Copy each line of the data below in which the word "icon" can be found.
SUPPLIED RECORDS section start
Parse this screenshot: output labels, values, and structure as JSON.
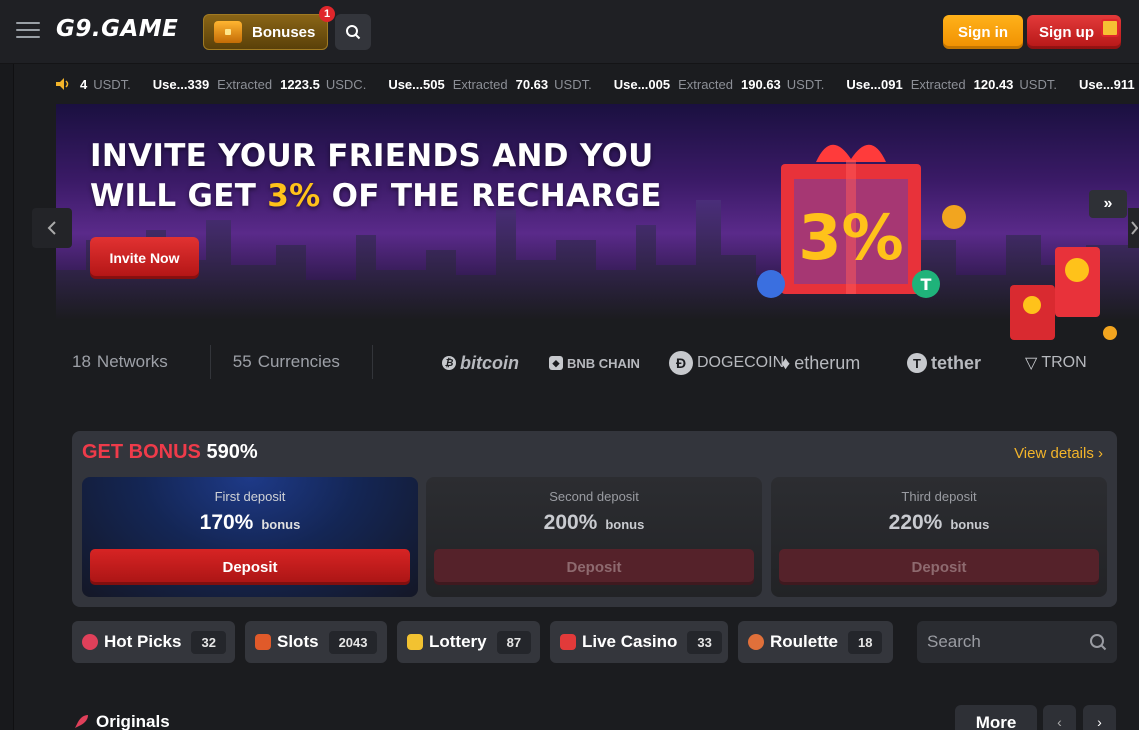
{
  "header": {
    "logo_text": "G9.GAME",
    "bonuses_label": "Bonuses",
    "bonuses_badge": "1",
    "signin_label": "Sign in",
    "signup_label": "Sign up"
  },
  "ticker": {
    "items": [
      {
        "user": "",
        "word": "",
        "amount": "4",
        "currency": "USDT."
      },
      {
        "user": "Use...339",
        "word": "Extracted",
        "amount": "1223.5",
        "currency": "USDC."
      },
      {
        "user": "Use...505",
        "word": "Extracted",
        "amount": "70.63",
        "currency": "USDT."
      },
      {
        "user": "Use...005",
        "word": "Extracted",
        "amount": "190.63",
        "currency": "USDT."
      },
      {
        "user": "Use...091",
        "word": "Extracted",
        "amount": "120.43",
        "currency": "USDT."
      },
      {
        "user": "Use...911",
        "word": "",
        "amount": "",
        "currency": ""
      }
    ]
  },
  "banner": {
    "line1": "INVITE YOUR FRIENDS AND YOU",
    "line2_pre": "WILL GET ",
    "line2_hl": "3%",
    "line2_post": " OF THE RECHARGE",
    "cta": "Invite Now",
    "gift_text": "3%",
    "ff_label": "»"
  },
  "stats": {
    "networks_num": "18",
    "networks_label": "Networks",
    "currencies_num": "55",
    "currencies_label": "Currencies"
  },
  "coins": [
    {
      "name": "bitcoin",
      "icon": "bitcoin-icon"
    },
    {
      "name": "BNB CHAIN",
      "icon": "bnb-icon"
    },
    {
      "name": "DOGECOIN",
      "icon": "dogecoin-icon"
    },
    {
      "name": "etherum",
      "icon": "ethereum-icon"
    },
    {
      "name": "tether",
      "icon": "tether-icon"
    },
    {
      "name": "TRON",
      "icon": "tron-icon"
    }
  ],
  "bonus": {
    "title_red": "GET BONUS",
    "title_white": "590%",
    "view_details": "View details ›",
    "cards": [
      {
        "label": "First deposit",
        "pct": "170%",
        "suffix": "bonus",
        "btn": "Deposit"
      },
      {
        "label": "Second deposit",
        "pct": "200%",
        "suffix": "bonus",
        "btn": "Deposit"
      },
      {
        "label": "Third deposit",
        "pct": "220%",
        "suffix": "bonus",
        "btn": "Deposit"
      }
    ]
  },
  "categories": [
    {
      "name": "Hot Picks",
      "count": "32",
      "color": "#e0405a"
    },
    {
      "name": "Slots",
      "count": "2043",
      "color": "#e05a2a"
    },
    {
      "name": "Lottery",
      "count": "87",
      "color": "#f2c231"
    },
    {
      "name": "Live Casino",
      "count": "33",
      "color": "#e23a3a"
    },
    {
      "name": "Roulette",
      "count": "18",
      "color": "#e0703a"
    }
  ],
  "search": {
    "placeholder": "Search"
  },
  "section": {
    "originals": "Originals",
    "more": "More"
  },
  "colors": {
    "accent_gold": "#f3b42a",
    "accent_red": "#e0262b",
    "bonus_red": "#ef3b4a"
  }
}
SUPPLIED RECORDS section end
EXERCISE ANSWER -
      "icon": "bitcoin-icon"
      "icon": "bnb-icon"
      "icon": "dogecoin-icon"
      "icon": "ethereum-icon"
      "icon": "tether-icon"
      "icon": "tron-icon"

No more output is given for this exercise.